I really think that this would basically turn colleges into gussied up tutoring centres. Think about it: teachers with no job security, little pay and no specific loyalty to an institution. Sounds like a for-profit tutoring institution if you ask me. Drops in quality are just one piece of the pie. If "profs" aren't around for office hours, or have any non-instructional interest in being at a school, then what do students gain other than transmission of information? School community would basically disappear overnight. As well, if you start taking away full-time work opportunities for adjuncts, why would the good ones stay? Even the most dedicated, passionate teacher wouldn't take a >$20K paycheck, including unpaid service, indefinitely with no benefits or job security.
When I compare my local university (maybe 9-10k a year just for tuition and fees, not including parking/gas/books/cost of living) to my local community college ($960 a year if you took a full load) I can kind of see why politicians would want to cut community colleges. I think it's one of those middle class biases where they are being "primed" to how much tuition students "typically" pay and not realizing the niche that community colleges support. But I suspect that's the way this is going, four year institutions become more and more out of reach of the middle class and community college becomes completely out of reach of anyone below lower middle class in standard of living.
My prediction: replace all retirees with yet more adjuncts. Then sell admission tickets to the Marx Museum in Rhineland where spectators can see him roll over in his grave.
Then re-negotiate faculty benefits and up their portion of contributions. Lower the health care benefits too.
Yes, furloughs are a very good idea. From now on, "summers off" really means "summers off."
I'd also suggest really cracking-down on that photocopier usage even more. Install tasers.
Maybe the lack of educational access will cause people to be willing to rethink artificially low property and corporate taxes. (insert wild laughter here)
The most common occupation in my state's legislator is teacher, significantly outnumbering lawyers.

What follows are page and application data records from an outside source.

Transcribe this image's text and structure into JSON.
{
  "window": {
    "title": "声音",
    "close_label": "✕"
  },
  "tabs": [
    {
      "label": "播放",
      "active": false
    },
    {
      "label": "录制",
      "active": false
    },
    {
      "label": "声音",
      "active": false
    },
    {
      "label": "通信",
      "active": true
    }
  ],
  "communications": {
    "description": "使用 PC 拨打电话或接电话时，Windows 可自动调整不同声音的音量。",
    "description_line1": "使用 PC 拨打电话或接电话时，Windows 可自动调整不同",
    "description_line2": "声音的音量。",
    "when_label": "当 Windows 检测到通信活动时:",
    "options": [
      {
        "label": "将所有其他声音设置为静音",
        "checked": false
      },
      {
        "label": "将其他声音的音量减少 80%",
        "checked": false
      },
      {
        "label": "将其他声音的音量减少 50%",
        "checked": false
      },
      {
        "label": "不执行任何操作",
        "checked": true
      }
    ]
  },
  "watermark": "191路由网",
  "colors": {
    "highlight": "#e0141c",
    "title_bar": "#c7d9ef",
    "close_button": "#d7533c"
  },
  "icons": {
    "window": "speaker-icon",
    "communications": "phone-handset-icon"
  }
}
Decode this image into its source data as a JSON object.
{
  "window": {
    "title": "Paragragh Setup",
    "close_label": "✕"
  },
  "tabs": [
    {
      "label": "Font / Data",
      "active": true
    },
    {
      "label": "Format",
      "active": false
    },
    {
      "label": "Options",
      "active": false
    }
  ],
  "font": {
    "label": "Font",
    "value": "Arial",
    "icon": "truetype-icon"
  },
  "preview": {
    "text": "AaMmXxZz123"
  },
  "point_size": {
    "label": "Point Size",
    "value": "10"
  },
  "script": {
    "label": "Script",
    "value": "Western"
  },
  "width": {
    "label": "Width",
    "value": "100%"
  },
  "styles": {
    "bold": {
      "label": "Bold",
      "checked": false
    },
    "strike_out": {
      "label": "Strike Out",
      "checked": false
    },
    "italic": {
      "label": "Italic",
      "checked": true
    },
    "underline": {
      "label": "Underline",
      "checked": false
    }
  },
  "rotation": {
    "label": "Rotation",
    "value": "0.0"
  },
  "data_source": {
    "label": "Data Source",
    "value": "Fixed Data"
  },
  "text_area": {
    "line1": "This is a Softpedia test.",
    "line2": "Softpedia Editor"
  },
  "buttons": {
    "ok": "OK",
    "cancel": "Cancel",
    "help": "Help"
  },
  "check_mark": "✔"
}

We currently have three professors (out of 150 legislators); as recently as five years ago we had five.
The actual problem is that there is no money. 10% unemployment means lower tax revenue *and* higher unemployment insurance payouts (for which my state is already borrowing money from the federal government).
Medicaid - the biggest item in most state's budgets - is harder hit in these times because many people lose their healthcare as they become unemployed.
Meanwhile, voters are tired of property tax increases and will vote out anyone suggesting one (not that the middle of a recession is the best time for a tax increase anyway).
So there's not a lot that will happen legislatively until the economy recovers. It's not that legislators don't understand the problem (education is the second largest budget item); it's that they really can't do anything meaningful about it.
I looked up the Maricopa system budget and only 45 M$ of their 650 M$ budget comes from the state. They can accommodate a 50% cut from the state with a 10% increase in tuition and a 2% increase in property taxes that is permitted by the Constitution but not implemented by their Board.
They could also take it out of their fund balance, but (as DD surmised) they only have a 5% budget cushion in that pot. It looks like athletics makes up only a small fraction of the cut. I suppose they could also raise there "out of area" tuition since the state is not supporting that.
Did the legislature target AZ CCs because they already get so little from the state?
Also, having adjuncted my buns off in one of the evergreen disciplines, I look back and see that I wasn't as effective as I'd have liked to be. I was teaching several different courses at two or three schools and shared office space with several others. I didn't have the time or resources to be more than pretty good, no matter how much I cared.